[INPUT Boundary: Start]
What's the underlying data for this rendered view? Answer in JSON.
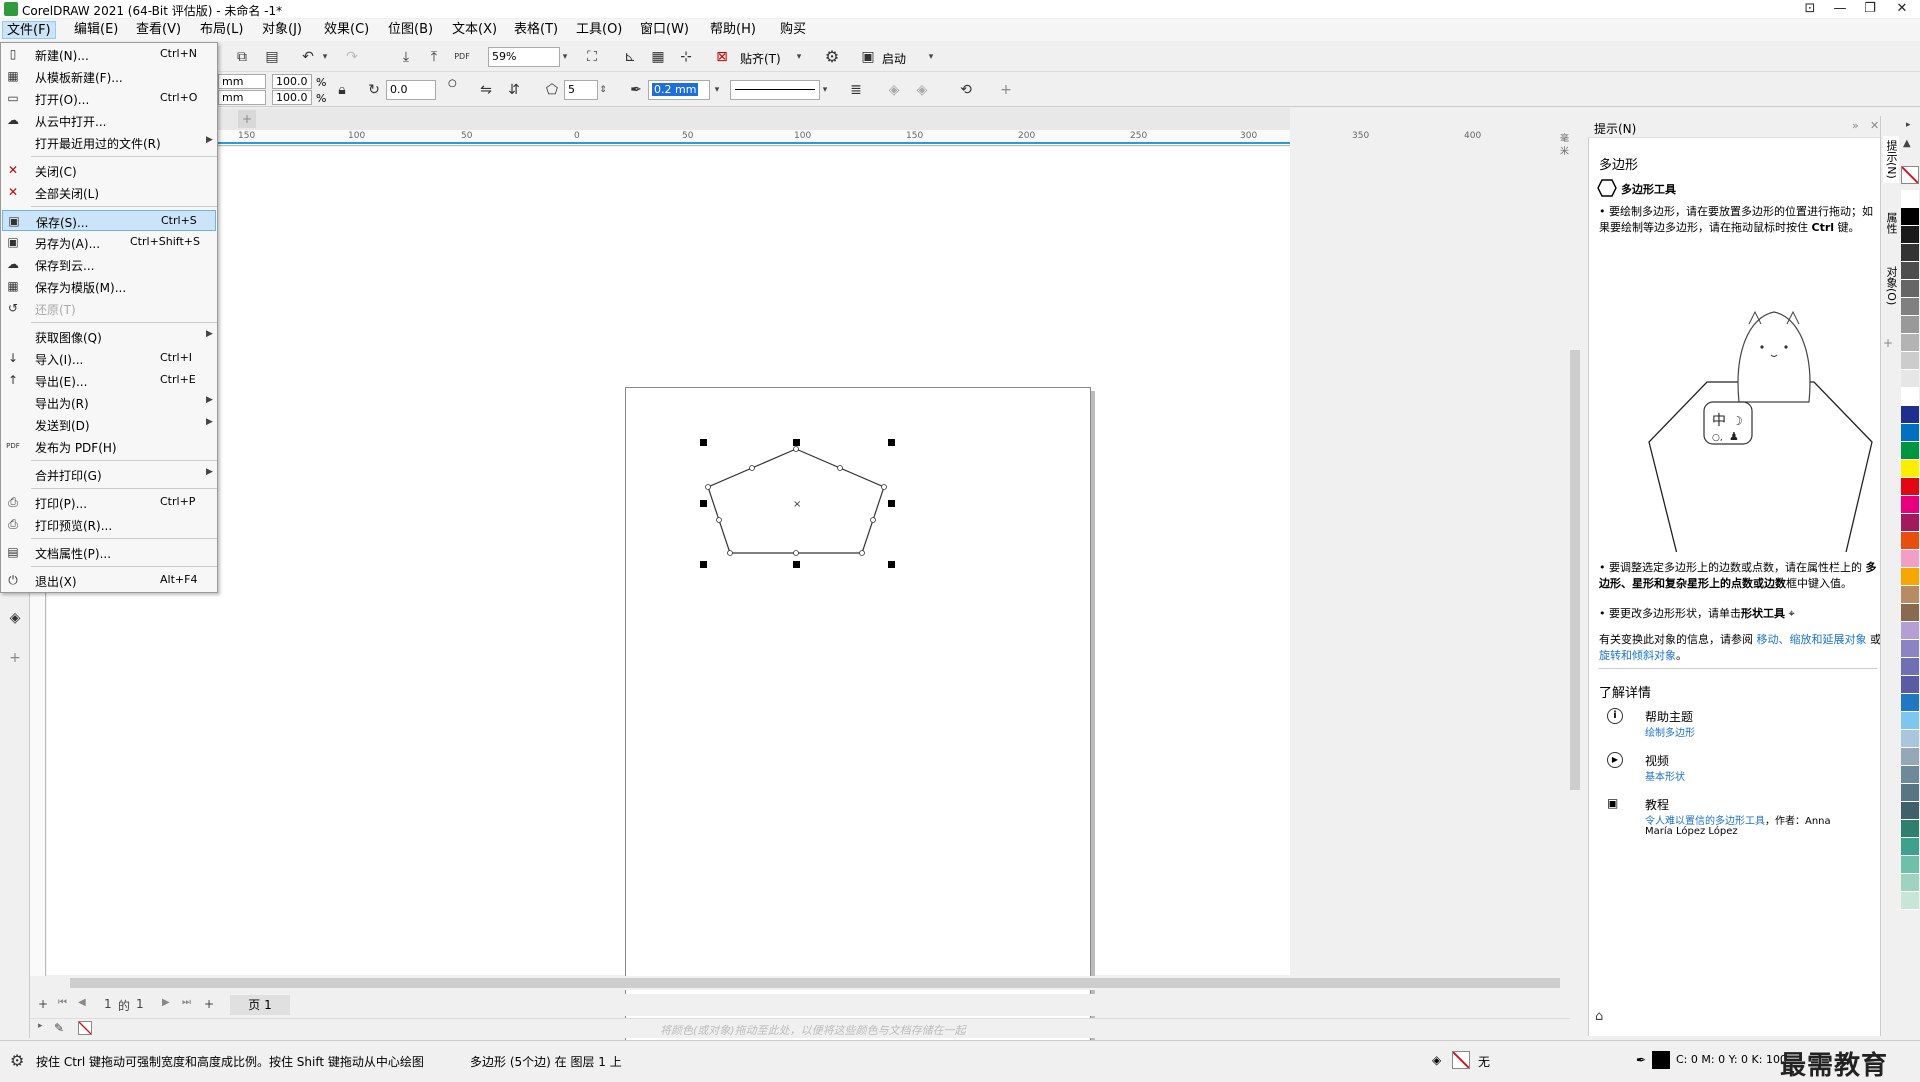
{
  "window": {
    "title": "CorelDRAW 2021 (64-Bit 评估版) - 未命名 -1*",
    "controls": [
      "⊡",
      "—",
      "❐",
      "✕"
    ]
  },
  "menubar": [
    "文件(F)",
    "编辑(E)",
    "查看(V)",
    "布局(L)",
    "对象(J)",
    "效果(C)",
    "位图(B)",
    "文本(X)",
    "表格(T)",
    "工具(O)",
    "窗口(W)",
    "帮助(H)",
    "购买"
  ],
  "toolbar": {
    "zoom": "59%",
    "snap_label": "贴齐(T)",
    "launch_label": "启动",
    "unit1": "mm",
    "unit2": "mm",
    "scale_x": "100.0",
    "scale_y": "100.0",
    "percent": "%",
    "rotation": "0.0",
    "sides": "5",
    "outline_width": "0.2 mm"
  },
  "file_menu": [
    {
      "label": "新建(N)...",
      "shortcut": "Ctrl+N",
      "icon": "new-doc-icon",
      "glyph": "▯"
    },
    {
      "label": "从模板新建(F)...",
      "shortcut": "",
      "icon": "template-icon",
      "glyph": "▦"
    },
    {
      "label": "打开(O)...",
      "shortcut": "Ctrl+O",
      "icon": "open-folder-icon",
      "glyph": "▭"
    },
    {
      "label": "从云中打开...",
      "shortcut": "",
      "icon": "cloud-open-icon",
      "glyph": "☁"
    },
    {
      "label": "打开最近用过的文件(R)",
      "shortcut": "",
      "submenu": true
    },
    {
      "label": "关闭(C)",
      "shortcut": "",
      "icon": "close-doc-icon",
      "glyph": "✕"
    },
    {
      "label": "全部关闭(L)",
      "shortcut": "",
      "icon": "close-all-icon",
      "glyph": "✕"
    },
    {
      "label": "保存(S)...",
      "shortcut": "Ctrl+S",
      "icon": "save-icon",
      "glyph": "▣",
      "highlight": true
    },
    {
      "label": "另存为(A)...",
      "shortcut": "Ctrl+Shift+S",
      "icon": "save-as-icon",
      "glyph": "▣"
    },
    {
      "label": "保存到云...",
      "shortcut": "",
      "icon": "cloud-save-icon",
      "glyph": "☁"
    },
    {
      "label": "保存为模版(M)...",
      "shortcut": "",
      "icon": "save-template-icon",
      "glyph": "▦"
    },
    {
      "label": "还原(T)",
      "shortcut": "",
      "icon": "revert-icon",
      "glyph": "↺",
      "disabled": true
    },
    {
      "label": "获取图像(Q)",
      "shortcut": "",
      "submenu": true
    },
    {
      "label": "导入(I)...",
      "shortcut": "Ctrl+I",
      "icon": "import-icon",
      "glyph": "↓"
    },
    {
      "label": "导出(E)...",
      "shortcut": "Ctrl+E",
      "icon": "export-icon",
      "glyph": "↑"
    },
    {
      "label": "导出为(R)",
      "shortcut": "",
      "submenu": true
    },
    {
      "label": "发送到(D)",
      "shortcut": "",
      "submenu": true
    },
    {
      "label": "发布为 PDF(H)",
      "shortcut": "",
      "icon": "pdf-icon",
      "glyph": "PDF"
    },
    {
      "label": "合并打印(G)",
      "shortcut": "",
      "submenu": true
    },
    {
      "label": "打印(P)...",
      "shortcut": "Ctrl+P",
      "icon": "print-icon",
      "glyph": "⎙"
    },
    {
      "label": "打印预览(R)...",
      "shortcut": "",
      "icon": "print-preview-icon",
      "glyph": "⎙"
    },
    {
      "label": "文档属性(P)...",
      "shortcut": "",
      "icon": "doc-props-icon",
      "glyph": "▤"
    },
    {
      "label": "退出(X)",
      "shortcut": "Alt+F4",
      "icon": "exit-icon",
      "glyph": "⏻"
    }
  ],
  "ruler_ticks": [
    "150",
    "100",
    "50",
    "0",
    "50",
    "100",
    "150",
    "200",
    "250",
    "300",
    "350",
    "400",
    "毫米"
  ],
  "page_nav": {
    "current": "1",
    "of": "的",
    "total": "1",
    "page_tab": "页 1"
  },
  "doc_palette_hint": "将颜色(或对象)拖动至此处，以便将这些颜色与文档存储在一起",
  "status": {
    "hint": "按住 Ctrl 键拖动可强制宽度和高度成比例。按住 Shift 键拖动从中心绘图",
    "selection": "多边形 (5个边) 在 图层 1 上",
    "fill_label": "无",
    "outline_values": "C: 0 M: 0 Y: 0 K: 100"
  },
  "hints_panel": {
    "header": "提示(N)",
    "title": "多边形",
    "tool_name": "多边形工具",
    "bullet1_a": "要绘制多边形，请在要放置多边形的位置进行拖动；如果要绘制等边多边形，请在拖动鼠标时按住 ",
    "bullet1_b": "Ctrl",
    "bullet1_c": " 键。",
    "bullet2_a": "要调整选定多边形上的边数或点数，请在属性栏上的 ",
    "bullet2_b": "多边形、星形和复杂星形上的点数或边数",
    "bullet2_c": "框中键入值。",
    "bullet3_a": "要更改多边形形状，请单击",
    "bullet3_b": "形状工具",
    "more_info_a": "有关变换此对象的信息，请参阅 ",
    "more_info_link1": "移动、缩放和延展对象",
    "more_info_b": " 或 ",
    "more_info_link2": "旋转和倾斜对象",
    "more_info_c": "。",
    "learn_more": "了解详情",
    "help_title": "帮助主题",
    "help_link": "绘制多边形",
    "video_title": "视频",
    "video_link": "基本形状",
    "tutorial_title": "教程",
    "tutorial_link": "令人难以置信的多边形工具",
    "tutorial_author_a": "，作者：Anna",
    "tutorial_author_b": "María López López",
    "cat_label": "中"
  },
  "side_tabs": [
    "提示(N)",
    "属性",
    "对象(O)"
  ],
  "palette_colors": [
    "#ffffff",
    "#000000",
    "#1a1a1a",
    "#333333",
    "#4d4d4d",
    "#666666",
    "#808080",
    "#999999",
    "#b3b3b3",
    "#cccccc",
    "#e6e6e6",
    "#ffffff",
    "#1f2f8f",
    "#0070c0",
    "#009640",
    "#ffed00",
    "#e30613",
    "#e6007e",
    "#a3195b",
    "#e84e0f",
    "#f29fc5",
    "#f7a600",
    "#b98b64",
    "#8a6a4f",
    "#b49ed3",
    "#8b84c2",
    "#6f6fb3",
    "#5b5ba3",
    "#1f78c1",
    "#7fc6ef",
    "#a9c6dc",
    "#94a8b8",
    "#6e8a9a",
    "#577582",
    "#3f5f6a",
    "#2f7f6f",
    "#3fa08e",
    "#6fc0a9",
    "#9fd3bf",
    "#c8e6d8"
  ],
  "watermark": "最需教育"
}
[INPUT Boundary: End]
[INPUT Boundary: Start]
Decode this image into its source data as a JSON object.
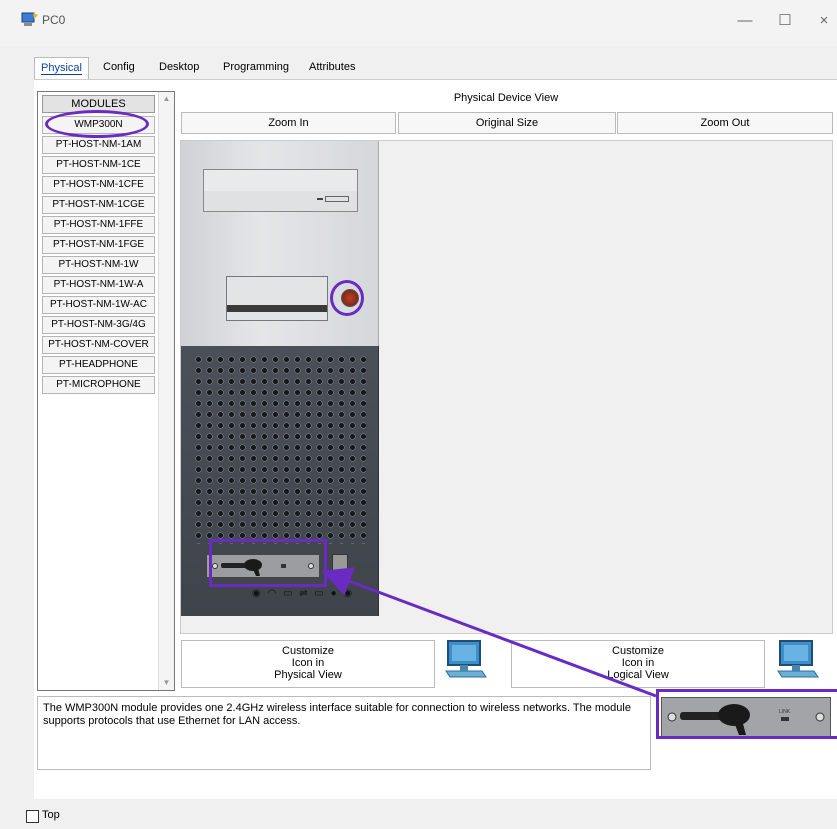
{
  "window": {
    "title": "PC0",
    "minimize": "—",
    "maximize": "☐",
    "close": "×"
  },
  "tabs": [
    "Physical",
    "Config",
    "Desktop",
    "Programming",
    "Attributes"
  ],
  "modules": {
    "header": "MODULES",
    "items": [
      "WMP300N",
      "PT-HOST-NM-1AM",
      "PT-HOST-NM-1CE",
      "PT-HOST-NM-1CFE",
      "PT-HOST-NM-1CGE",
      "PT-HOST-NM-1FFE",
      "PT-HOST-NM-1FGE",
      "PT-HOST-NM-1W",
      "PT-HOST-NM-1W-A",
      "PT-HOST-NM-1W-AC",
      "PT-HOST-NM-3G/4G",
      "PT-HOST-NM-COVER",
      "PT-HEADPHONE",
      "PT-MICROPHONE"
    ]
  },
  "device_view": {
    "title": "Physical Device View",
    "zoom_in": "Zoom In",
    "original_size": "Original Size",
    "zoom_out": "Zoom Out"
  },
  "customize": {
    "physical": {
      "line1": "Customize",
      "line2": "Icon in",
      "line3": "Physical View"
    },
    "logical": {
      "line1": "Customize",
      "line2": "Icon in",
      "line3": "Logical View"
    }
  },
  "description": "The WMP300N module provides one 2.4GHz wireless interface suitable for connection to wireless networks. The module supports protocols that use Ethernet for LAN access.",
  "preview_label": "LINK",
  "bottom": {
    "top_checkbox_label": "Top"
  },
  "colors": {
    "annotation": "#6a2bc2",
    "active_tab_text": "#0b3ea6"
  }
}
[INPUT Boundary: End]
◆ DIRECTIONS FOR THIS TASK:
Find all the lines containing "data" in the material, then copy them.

◆ ANSWER TO THIS TASK:
What's the underlying data for this rendered view? Answer in JSON.
Decode this image into its source data as a JSON object.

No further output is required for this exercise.